I kind of hope I’m introducing this lovely book to you. Of course, it would be better if all of us knew all the books because yeah yeah, but this one has been special to the Brison family for a long time and I want the chance to share it with new readers. Spoonbill Swamp by Brenda Z. Guiberson is one of those brilliant nonfiction stories… you know, the ones that don’t personify the animals but tell a story about their Real Lives. And the illustrations by Megan Lloyd? Oh. Yeah. They are nothing short of fantabulously gorgeous.
I’ve come up with some really cool stuff to do to go with this book, mostly inspired by Lloyd’s breathtaking sunrises and sunsets in the book, but also taken from the story itself. Let me give you a sample of these illustrations. They make me feel peaceful. We don’t have much by way of swamps here in Indiana, so this is the kind of book that fuels my imagination and makes me want to take a road trip. Just look at the pictures in this book!
Yeah. That’s the stuff.
Spoonbill Swamp Activities
This book talks about several creatures of the swamp. The roseate spoonbill, the alligator, the zebra butterfly, the pelican, the great blue heron (a personal fave), the minnows and shrimp in the water, and even a raccoon. It mentions mangroves, duckweed, marsh grass, cattails and water lilies. It provides a ton of opportunities to do some research and write a report. I happen to have, in my subscriber freebies, both a plant and an animal study to get them started. They’re just short notebooking pages, but they should help your littles figure out the kinds of things they want to learn about their topic before they begin writing. I have to tell you, I love me a good research paper. It was my favorite part of college, and perhaps the reason I enjoy writing my own curriculum so much.
Let’s learn about the roseate spoonbill. Much of what this amazing bird gets up to in real life is in the book, but this free unit study will help your littles put the story into context.
This is so. cool.
- A shallow pan
- clear coat fingernail polish (we used a bottle that had glitter in it to up the color)
- dark paper
What you do:
- Cover the bottom of your pan with water, just enough to be able to cover the paper
- Submerge the paper in the water
- Place a drop of fingernail polish in the water over the paper
- If the film doesn’t spread out well, use your finger to position it on the paper
- Lift the paper from the water, being careful to keep the film atop it
- Lay it on wax paper to dry
I know, right?!
This book can only be crafted with watercolors.

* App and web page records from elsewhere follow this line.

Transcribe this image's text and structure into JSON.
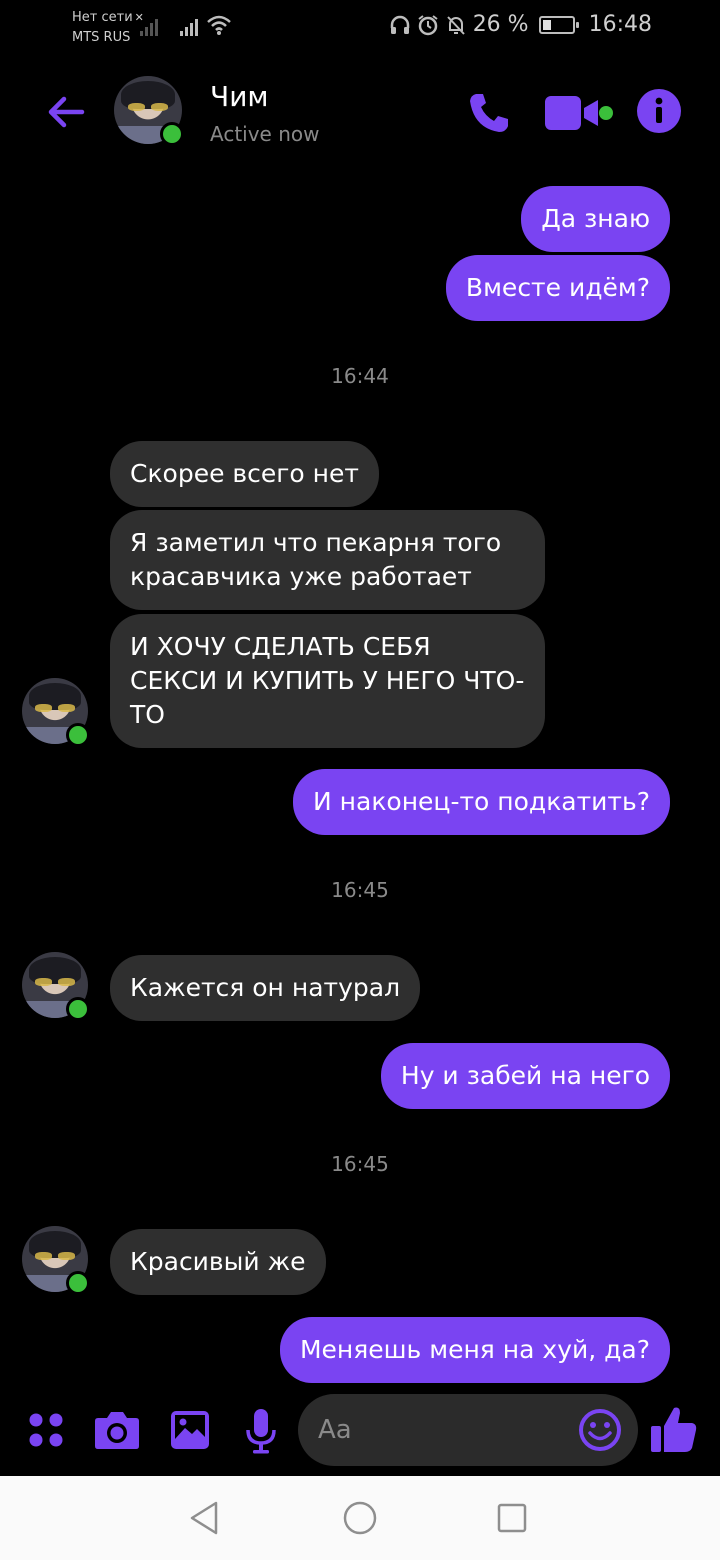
{
  "status_bar": {
    "carrier_line1": "Нет сети",
    "carrier_line2": "MTS RUS",
    "battery": "26 %",
    "battery_level": 0.26,
    "time": "16:48"
  },
  "header": {
    "contact_name": "Чим",
    "status": "Active now"
  },
  "messages": [
    {
      "type": "out",
      "text": "Да знаю"
    },
    {
      "type": "out",
      "text": "Вместе идём?"
    },
    {
      "type": "time",
      "text": "16:44"
    },
    {
      "type": "in",
      "text": "Скорее всего нет"
    },
    {
      "type": "in",
      "text": "Я заметил что пекарня того красавчика уже работает"
    },
    {
      "type": "in",
      "text": "И ХОЧУ СДЕЛАТЬ СЕБЯ СЕКСИ И КУПИТЬ У НЕГО ЧТО-ТО"
    },
    {
      "type": "out",
      "text": "И наконец-то подкатить?"
    },
    {
      "type": "time",
      "text": "16:45"
    },
    {
      "type": "in",
      "text": "Кажется он натурал"
    },
    {
      "type": "out",
      "text": "Ну и забей на него"
    },
    {
      "type": "time",
      "text": "16:45"
    },
    {
      "type": "in",
      "text": "Красивый же"
    },
    {
      "type": "out",
      "text": "Меняешь меня на хуй, да?"
    }
  ],
  "composer": {
    "placeholder": "Aa"
  },
  "colors": {
    "accent": "#7a44f2",
    "incoming_bubble": "#2f2f2f",
    "online": "#3bbf3b"
  },
  "icons": [
    "back-arrow-icon",
    "phone-icon",
    "video-icon",
    "info-icon",
    "apps-icon",
    "camera-icon",
    "gallery-icon",
    "microphone-icon",
    "emoji-icon",
    "thumbs-up-icon",
    "nav-back-icon",
    "nav-home-icon",
    "nav-recents-icon"
  ]
}
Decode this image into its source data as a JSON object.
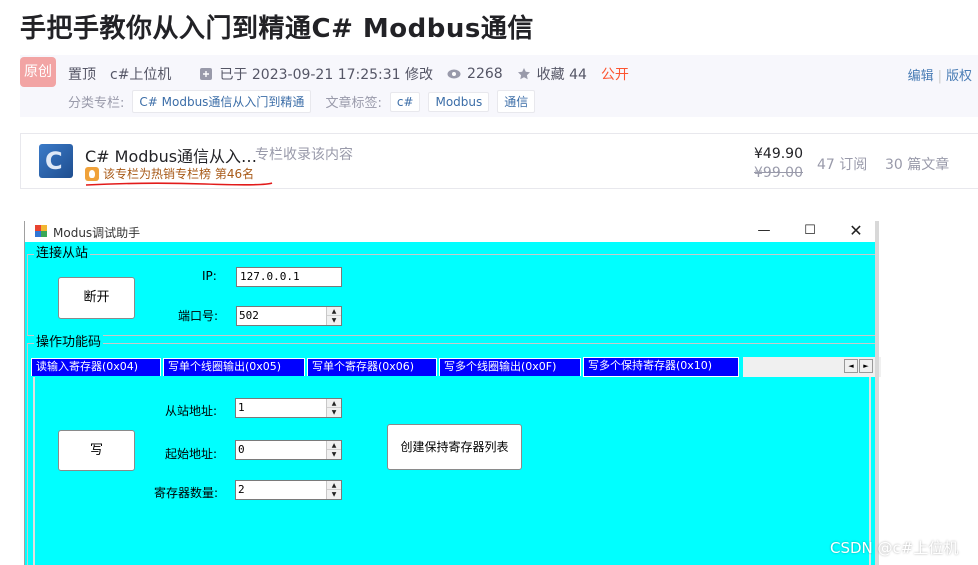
{
  "article": {
    "title": "手把手教你从入门到精通C# Modbus通信",
    "badge": "原创",
    "pinned": "置顶",
    "author": "c#上位机",
    "modified": "已于 2023-09-21 17:25:31 修改",
    "views": "2268",
    "favorites": "收藏 44",
    "visibility": "公开",
    "edit": "编辑",
    "copyright": "版权",
    "category_label": "分类专栏:",
    "category": "C# Modbus通信从入门到精通",
    "tags_label": "文章标签:",
    "tags": [
      "c#",
      "Modbus",
      "通信"
    ]
  },
  "column": {
    "name": "C# Modbus通信从入…",
    "include": "专栏收录该内容",
    "hot": "该专栏为热销专栏榜 第46名",
    "price": "¥49.90",
    "price_old": "¥99.00",
    "subscribers": "47 订阅",
    "article_count": "30 篇文章"
  },
  "app": {
    "title": "Modus调试助手",
    "controls": {
      "minimize": "—",
      "maximize": "☐",
      "close": "✕"
    },
    "connect": {
      "group": "连接从站",
      "button": "断开",
      "ip_label": "IP:",
      "ip_value": "127.0.0.1",
      "port_label": "端口号:",
      "port_value": "502"
    },
    "ops": {
      "group": "操作功能码",
      "tabs": [
        "读输入寄存器(0x04)",
        "写单个线圈输出(0x05)",
        "写单个寄存器(0x06)",
        "写多个线圈输出(0x0F)",
        "写多个保持寄存器(0x10)"
      ],
      "active_tab": 4,
      "scroll_left": "◄",
      "scroll_right": "►",
      "write_button": "写",
      "slave_label": "从站地址:",
      "slave_value": "1",
      "start_label": "起始地址:",
      "start_value": "0",
      "count_label": "寄存器数量:",
      "count_value": "2",
      "create_button": "创建保持寄存器列表"
    }
  },
  "watermark": "CSDN @c#上位机",
  "colors": {
    "form_bg": "#00ffff",
    "tab_bg": "#0000ff",
    "accent_red": "#fc5531",
    "link_blue": "#3c6ea8"
  }
}
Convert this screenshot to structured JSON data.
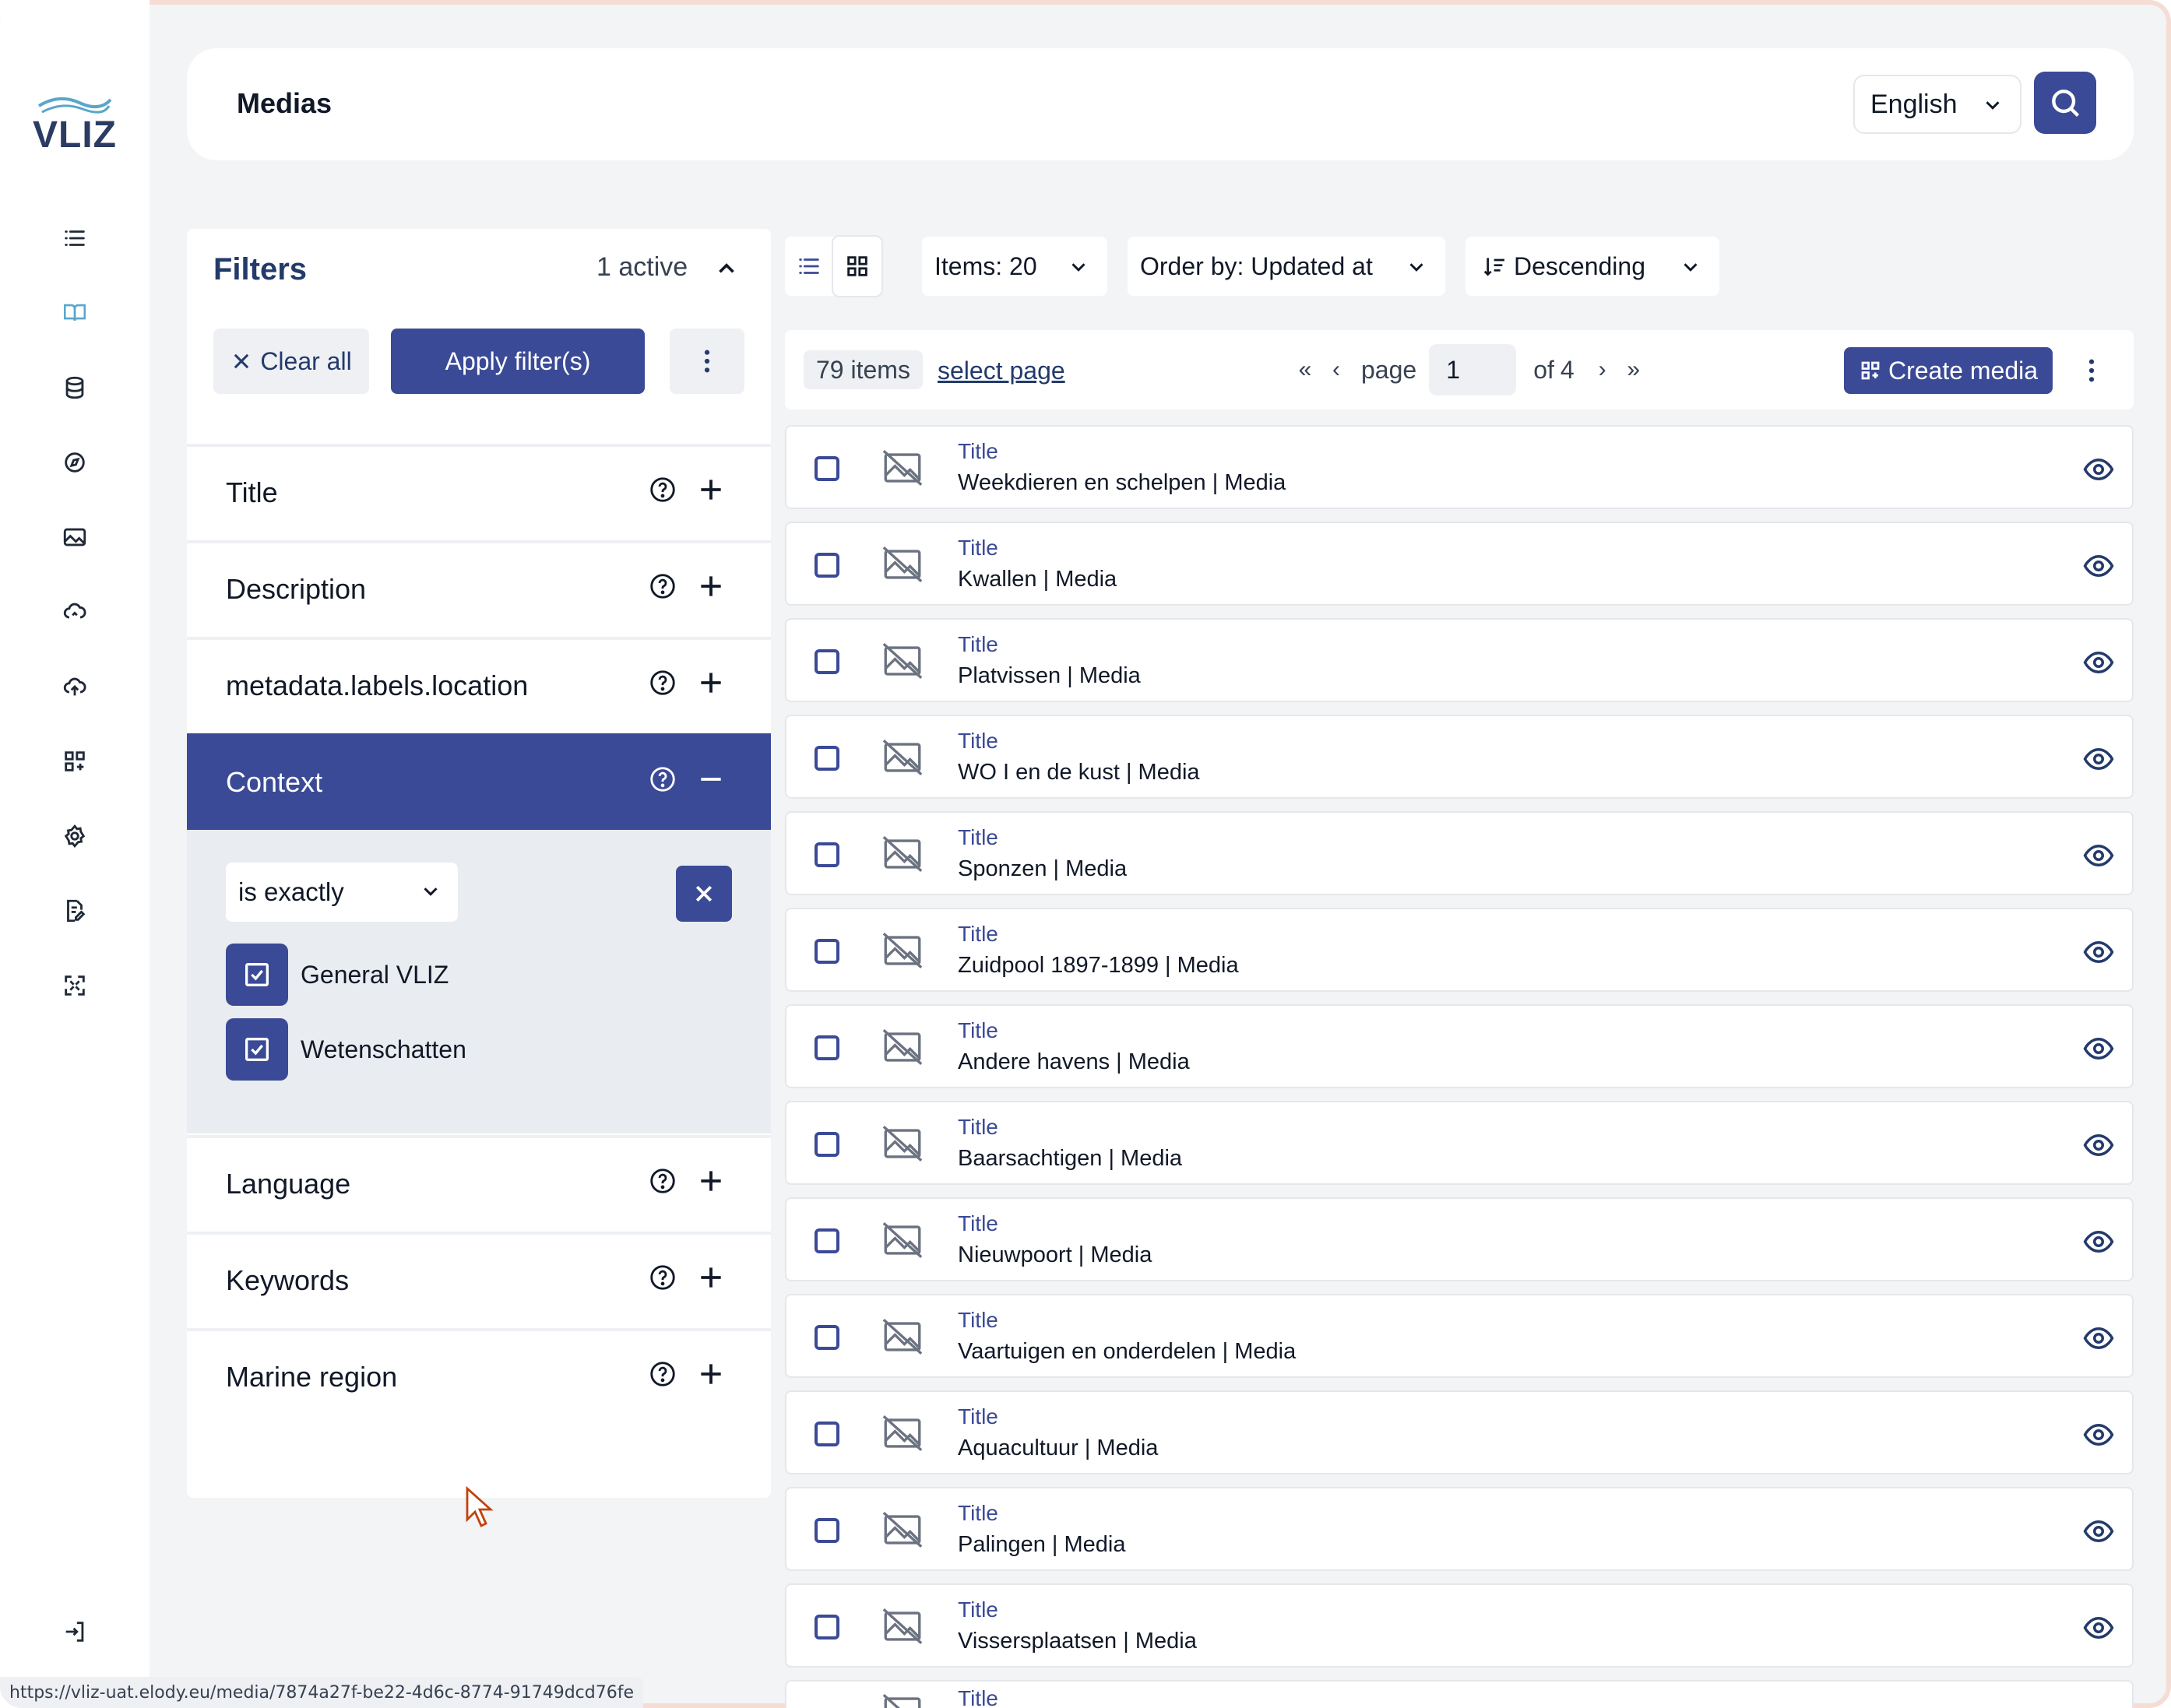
{
  "brand": {
    "logo_text": "VLIZ"
  },
  "colors": {
    "primary": "#3b4a96",
    "heading": "#233a6b",
    "background": "#f2f4f6",
    "panel": "#ffffff"
  },
  "sidebar": {
    "items": [
      {
        "icon": "list-icon"
      },
      {
        "icon": "book-icon"
      },
      {
        "icon": "database-icon"
      },
      {
        "icon": "compass-icon"
      },
      {
        "icon": "image-icon"
      },
      {
        "icon": "cloud-icon"
      },
      {
        "icon": "cloud-upload-icon"
      },
      {
        "icon": "grid-add-icon"
      },
      {
        "icon": "gear-icon"
      },
      {
        "icon": "document-edit-icon"
      },
      {
        "icon": "expand-arrows-icon"
      }
    ],
    "bottom_icon": "logout-icon"
  },
  "header": {
    "title": "Medias",
    "language": "English",
    "search_icon": "search-icon"
  },
  "filters": {
    "title": "Filters",
    "active_count": "1 active",
    "clear_label": "Clear all",
    "apply_label": "Apply filter(s)",
    "rows": [
      {
        "label": "Title"
      },
      {
        "label": "Description"
      },
      {
        "label": "metadata.labels.location"
      },
      {
        "label": "Context"
      },
      {
        "label": "Language"
      },
      {
        "label": "Keywords"
      },
      {
        "label": "Marine region"
      }
    ],
    "context": {
      "operator": "is exactly",
      "options": [
        {
          "label": "General VLIZ",
          "checked": true
        },
        {
          "label": "Wetenschatten",
          "checked": true
        }
      ]
    }
  },
  "toolbar": {
    "items": "Items: 20",
    "order": "Order by: Updated at",
    "direction": "Descending"
  },
  "results": {
    "count": "79 items",
    "select_page": "select page",
    "page_word": "page",
    "page": "1",
    "of_word": "of",
    "total_pages": "4",
    "create_label": "Create media"
  },
  "list": {
    "field_label": "Title",
    "items": [
      "Weekdieren en schelpen | Media",
      "Kwallen | Media",
      "Platvissen | Media",
      "WO I en de kust | Media",
      "Sponzen | Media",
      "Zuidpool 1897-1899 | Media",
      "Andere havens | Media",
      "Baarsachtigen | Media",
      "Nieuwpoort | Media",
      "Vaartuigen en onderdelen | Media",
      "Aquacultuur | Media",
      "Palingen | Media",
      "Vissersplaatsen | Media"
    ],
    "partial_label": "Title"
  },
  "status_url": "https://vliz-uat.elody.eu/media/7874a27f-be22-4d6c-8774-91749dcd76fe"
}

Just look back at those illustrations and you will know it’s true.
Watercolor Swamp Sunset
Pick a picture from the book, break out your watercolors and watercolor paper and copy it as best you can. For the sake of my art-challenged Littles, we left the bird out of our watercolor (I think they would have spontaneously combusted if I made them try to paint a bird). Have your littles do their best to copy the effect of the picture in their own painting. The Littles’ watercolors turned out beautifully, even though they looked slightly murderous by the time we were done.
The spoonbill eats a lot crustaceans, including shrimp, so it would be fun to get a little taste of what that means. Just don’t regurgitate it for your Littles. They might arm themselves and come after you. But it would be kind of funny.
Baked Coconut Shrimp
- 1 pound shrimp, peeled and deveined
- 1/3 cup cornstarch
- 1 tsp salt
- 3/4 tsp cayenne pepper
- 2 cups coconut flakes
- 3 egg whites
What you do:
- Preheat oven to 400 degrees. Coat a cookie sheet lightly with oil or cooking spray
- Wash shrimp and pat dry
- Beat egg whites in a medium bowl until foamy
- Mix cornstarch, salt, and cayenne in a medium bowl
- Pour coconut flakes into a separate bowl
- Dredge one shrimp at a time in the cornstarch mixture, then dip it in the egg white. End by rolling it in the coconut, coating the shrimp well
- Place each shrimp on the cookie sheet as you go
- Bake 15-20 minutes, flipping halfway through, until the shrimp is no longer transparent, but is bright pink on the outside and the coconut is browned
Yummy and healthy and totally relevant? Oh. Yeah.
Have fun with this one. There is so much to learn from this beauty. Run to the library or to Amazon and get a copy of Spoonbill Swamp. And happy reading!